**WHAT THIS TASK INVOLVES**: Your answer must consist of every line from the data below that includes the word "subject".

**Records from a dataset**:
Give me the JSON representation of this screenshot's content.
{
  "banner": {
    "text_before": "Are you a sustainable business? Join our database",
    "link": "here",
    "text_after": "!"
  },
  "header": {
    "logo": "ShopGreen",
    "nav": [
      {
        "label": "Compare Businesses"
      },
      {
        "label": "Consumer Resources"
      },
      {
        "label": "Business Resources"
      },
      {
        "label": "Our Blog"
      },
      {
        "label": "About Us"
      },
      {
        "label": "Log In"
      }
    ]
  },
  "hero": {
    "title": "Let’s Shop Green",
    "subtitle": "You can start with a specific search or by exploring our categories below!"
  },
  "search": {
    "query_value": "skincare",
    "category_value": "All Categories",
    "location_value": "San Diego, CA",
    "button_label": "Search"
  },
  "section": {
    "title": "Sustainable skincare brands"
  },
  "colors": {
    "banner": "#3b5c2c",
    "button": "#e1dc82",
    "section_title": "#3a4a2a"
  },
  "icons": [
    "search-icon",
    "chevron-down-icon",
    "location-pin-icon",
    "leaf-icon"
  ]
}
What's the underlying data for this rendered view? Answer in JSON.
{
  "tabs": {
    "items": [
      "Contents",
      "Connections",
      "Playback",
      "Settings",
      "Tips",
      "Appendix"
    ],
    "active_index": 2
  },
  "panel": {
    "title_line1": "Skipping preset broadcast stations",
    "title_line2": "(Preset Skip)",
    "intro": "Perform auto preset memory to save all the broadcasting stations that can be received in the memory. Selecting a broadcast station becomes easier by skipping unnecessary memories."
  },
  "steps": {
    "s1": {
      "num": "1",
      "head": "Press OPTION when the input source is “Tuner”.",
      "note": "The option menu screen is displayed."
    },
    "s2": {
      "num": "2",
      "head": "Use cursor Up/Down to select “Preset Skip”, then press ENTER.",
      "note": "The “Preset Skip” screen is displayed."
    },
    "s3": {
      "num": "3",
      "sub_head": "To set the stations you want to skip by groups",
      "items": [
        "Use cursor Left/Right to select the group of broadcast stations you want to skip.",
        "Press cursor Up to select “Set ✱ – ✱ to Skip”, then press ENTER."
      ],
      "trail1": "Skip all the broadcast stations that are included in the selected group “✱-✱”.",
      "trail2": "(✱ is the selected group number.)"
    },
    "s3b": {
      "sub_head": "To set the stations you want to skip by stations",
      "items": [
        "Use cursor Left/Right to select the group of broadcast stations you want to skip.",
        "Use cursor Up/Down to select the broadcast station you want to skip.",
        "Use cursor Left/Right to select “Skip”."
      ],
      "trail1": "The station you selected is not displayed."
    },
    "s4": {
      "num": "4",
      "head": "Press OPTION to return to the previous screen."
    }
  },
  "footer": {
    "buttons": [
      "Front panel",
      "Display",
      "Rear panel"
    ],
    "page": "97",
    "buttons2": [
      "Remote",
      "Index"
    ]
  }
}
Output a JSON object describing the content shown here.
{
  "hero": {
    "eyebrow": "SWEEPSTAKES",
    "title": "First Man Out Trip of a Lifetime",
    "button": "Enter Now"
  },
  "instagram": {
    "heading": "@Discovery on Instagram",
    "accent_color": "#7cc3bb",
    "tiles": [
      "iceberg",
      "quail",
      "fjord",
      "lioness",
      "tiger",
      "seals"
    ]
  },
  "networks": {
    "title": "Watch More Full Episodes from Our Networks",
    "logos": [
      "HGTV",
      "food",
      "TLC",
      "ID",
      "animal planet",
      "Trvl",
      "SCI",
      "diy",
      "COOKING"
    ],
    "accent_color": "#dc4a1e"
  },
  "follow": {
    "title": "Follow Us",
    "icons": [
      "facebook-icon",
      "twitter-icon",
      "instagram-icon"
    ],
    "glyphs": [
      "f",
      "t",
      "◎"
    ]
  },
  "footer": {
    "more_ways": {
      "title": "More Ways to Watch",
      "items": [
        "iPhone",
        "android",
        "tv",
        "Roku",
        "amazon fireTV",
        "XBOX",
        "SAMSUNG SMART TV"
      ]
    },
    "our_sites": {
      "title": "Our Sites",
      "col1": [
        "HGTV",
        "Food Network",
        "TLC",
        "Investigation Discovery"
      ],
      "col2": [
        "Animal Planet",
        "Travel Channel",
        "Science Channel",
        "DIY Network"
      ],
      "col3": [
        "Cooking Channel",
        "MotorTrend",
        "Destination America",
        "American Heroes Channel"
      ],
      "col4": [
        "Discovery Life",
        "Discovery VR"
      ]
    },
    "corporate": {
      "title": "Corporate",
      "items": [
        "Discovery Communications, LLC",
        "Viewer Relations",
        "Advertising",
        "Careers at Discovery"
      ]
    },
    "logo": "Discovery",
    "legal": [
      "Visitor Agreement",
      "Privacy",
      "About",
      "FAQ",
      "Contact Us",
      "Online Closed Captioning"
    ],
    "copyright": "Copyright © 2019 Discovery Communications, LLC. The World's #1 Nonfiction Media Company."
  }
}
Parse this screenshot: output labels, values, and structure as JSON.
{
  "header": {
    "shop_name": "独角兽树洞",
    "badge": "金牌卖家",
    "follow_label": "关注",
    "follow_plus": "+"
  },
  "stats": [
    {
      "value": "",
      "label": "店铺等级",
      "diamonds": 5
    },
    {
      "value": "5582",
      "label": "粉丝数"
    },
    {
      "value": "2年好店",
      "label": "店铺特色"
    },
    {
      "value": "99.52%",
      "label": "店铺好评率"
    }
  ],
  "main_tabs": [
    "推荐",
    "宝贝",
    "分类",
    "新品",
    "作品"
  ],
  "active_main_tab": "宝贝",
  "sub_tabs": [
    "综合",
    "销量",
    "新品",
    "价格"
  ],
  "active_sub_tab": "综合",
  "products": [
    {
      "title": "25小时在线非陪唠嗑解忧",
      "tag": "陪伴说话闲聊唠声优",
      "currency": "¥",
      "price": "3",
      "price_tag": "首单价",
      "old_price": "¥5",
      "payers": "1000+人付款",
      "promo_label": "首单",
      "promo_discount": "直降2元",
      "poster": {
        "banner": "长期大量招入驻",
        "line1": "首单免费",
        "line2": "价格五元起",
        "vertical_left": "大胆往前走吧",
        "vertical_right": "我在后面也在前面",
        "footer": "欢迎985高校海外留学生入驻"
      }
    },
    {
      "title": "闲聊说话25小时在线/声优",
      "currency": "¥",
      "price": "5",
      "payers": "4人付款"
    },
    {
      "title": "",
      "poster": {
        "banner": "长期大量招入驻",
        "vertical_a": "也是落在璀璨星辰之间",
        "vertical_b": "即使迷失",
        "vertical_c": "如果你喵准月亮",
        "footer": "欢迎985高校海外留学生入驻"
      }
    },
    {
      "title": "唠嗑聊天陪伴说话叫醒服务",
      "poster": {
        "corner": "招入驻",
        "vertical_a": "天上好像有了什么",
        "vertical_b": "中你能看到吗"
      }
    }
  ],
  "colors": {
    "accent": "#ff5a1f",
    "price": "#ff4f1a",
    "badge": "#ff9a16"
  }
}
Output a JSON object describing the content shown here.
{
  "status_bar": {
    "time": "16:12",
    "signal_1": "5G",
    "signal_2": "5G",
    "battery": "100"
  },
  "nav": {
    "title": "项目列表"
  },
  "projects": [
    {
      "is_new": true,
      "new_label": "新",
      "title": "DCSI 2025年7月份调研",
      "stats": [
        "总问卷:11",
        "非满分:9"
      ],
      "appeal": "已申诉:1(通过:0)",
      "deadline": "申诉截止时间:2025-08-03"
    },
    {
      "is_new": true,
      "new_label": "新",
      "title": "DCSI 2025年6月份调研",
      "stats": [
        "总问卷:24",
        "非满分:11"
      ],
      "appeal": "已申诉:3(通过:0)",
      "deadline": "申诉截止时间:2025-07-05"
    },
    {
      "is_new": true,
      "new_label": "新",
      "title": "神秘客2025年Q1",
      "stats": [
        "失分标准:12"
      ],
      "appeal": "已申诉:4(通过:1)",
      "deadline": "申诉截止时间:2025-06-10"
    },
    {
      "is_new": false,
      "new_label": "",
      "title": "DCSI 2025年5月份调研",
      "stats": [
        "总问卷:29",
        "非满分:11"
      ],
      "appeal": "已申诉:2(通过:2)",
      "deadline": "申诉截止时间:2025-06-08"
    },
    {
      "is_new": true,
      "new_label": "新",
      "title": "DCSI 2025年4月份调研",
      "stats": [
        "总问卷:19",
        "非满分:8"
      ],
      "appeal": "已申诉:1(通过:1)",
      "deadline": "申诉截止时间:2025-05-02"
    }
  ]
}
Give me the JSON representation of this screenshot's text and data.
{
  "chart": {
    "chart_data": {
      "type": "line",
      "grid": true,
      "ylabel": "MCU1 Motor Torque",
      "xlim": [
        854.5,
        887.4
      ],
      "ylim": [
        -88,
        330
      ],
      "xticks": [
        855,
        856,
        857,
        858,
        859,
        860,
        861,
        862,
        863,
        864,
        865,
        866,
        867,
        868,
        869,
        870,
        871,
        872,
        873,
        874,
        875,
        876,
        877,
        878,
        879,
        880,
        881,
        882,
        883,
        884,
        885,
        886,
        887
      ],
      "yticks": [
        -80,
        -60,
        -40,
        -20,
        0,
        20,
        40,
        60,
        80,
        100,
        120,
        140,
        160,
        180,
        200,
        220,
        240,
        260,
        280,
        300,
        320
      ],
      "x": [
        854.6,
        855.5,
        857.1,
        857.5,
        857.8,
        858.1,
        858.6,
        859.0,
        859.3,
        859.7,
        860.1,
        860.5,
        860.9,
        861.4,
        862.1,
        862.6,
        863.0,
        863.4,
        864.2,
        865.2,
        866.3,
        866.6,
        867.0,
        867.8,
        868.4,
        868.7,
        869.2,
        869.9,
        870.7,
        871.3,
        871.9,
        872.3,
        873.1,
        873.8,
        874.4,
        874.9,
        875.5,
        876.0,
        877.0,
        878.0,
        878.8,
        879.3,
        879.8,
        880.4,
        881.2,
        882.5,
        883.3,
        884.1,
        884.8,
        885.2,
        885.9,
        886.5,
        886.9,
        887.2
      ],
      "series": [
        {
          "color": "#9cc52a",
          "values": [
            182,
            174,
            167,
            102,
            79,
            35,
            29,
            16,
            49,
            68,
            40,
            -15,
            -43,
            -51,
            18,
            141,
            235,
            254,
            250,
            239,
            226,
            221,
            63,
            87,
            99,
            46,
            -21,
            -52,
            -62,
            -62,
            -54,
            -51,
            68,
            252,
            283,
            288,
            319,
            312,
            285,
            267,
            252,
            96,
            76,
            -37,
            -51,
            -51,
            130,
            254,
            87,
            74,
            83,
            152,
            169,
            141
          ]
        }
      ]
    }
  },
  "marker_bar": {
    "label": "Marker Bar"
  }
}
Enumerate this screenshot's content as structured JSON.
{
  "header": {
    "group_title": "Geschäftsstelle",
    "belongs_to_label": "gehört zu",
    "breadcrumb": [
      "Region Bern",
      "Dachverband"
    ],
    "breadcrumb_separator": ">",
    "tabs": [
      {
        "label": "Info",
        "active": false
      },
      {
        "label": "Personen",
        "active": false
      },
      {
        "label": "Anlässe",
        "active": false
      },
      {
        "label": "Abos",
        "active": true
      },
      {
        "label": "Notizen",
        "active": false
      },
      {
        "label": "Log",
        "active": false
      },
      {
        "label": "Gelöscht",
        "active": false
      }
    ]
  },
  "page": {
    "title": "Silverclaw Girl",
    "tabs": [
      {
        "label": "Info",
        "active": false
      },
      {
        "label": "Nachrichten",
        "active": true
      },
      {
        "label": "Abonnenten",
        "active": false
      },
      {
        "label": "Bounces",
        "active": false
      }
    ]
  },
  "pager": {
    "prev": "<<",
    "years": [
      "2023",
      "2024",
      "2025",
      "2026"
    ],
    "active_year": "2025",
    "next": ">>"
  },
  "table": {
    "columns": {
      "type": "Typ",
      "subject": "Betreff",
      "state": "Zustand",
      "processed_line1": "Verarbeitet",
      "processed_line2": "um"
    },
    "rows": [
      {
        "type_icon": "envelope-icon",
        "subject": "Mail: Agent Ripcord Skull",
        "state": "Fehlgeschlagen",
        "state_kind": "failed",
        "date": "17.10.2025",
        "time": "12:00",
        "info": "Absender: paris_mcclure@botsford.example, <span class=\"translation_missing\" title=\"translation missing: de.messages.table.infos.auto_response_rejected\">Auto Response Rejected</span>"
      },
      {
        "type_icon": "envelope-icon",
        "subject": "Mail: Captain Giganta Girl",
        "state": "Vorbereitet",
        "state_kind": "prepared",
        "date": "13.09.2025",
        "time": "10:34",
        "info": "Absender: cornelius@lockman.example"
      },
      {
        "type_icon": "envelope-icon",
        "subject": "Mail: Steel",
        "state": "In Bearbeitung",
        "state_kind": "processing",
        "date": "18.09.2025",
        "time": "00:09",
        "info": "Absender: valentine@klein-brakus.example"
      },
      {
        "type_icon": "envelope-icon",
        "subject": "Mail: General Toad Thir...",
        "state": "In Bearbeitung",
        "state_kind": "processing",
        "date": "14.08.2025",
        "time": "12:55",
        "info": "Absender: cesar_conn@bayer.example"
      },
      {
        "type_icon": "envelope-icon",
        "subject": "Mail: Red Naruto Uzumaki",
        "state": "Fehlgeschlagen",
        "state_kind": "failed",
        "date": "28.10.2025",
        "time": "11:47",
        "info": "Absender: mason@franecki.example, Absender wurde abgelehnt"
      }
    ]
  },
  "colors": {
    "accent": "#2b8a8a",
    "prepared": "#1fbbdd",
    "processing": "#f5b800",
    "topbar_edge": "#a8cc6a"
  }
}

**WRITTEN SOLUTION**:
      "subject": "Betreff",
        "subject": "Mail: Agent Ripcord Skull",
        "subject": "Mail: Captain Giganta Girl",
        "subject": "Mail: Steel",
        "subject": "Mail: General Toad Thir...",
        "subject": "Mail: Red Naruto Uzumaki",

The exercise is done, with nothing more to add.